Instructions to follow → Before you return the lines below, strip out any images and keep every word as written.
[[ Data provided open ]]
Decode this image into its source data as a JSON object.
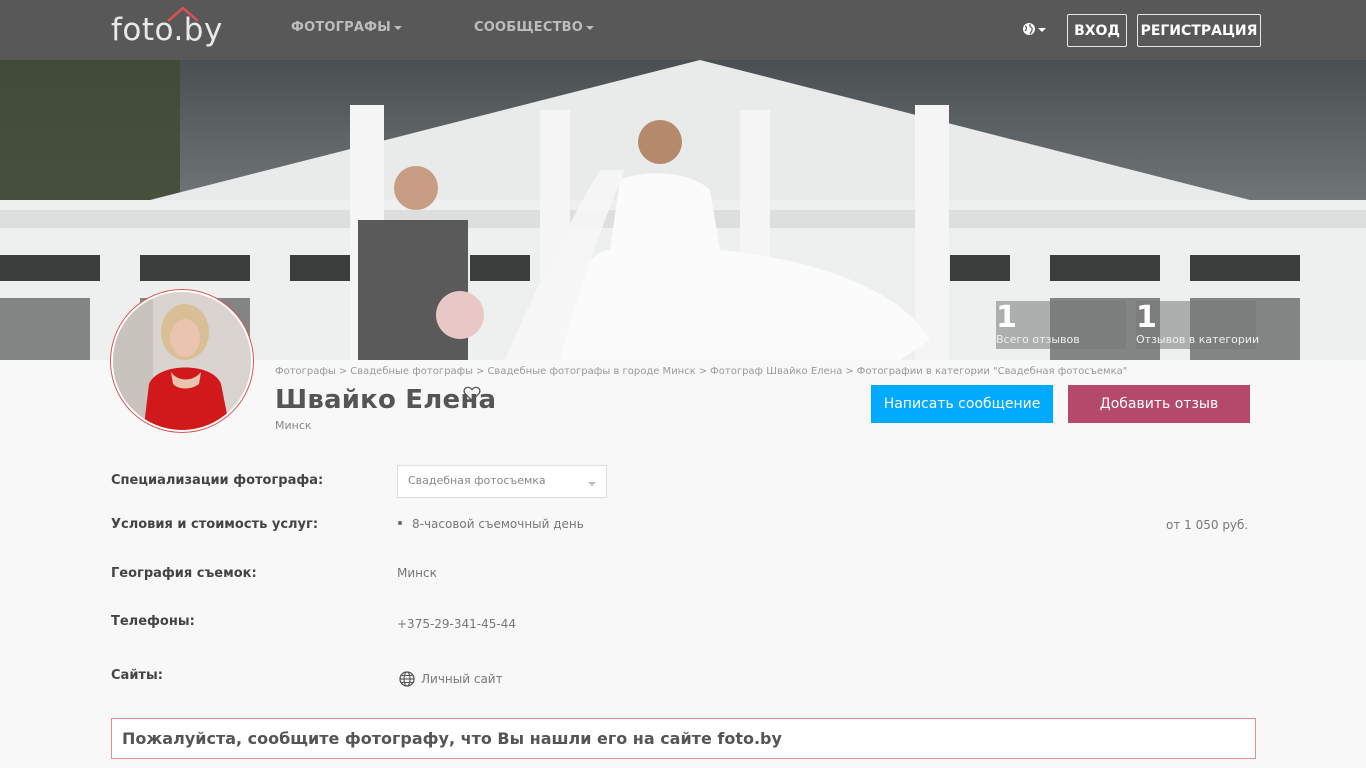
{
  "header": {
    "logo_text": "foto.by",
    "nav": [
      {
        "label": "ФОТОГРАФЫ"
      },
      {
        "label": "СООБЩЕСТВО"
      }
    ],
    "login_label": "ВХОД",
    "register_label": "РЕГИСТРАЦИЯ"
  },
  "stats": [
    {
      "value": "1",
      "label": "Всего отзывов"
    },
    {
      "value": "1",
      "label": "Отзывов в категории"
    }
  ],
  "breadcrumb": [
    "Фотографы",
    "Свадебные фотографы",
    "Свадебные фотографы в городе Минск",
    "Фотограф Швайко Елена",
    "Фотографии в категории \"Свадебная фотосъемка\""
  ],
  "breadcrumb_sep": ">",
  "profile": {
    "name": "Швайко Елена",
    "city": "Минск"
  },
  "actions": {
    "message_label": "Написать сообщение",
    "review_label": "Добавить отзыв"
  },
  "details": {
    "specializations_label": "Специализации фотографа:",
    "specialization_selected": "Свадебная фотосъемка",
    "services_label": "Условия и стоимость услуг:",
    "service_item": "8-часовой съемочный день",
    "service_price": "от 1 050 руб.",
    "geography_label": "География съемок:",
    "geography_value": "Минск",
    "phones_label": "Телефоны:",
    "phone_value": "+375-29-341-45-44",
    "sites_label": "Сайты:",
    "site_value": "Личный сайт"
  },
  "notice": "Пожалуйста, сообщите фотографу, что Вы нашли его на сайте foto.by",
  "colors": {
    "header_bg": "#585858",
    "message_button": "#00aaff",
    "review_button": "#b5496b",
    "notice_border": "#e08e8e"
  },
  "icons": [
    "globe-icon",
    "heart-icon",
    "site-globe-icon",
    "chevron-down-icon"
  ]
}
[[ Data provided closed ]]
Your response →
Decode this image into its source data as a JSON object.
{
  "header": {
    "logo_text": "foto.by",
    "nav": [
      {
        "label": "ФОТОГРАФЫ"
      },
      {
        "label": "СООБЩЕСТВО"
      }
    ],
    "login_label": "ВХОД",
    "register_label": "РЕГИСТРАЦИЯ"
  },
  "stats": [
    {
      "value": "1",
      "label": "Всего отзывов"
    },
    {
      "value": "1",
      "label": "Отзывов в категории"
    }
  ],
  "breadcrumb": [
    "Фотографы",
    "Свадебные фотографы",
    "Свадебные фотографы в городе Минск",
    "Фотограф Швайко Елена",
    "Фотографии в категории \"Свадебная фотосъемка\""
  ],
  "breadcrumb_sep": ">",
  "profile": {
    "name": "Швайко Елена",
    "city": "Минск"
  },
  "actions": {
    "message_label": "Написать сообщение",
    "review_label": "Добавить отзыв"
  },
  "details": {
    "specializations_label": "Специализации фотографа:",
    "specialization_selected": "Свадебная фотосъемка",
    "services_label": "Условия и стоимость услуг:",
    "service_item": "8-часовой съемочный день",
    "service_price": "от 1 050 руб.",
    "geography_label": "География съемок:",
    "geography_value": "Минск",
    "phones_label": "Телефоны:",
    "phone_value": "+375-29-341-45-44",
    "sites_label": "Сайты:",
    "site_value": "Личный сайт"
  },
  "notice": "Пожалуйста, сообщите фотографу, что Вы нашли его на сайте foto.by",
  "colors": {
    "header_bg": "#585858",
    "message_button": "#00aaff",
    "review_button": "#b5496b",
    "notice_border": "#e08e8e"
  },
  "icons": [
    "globe-icon",
    "heart-icon",
    "site-globe-icon",
    "chevron-down-icon"
  ]
}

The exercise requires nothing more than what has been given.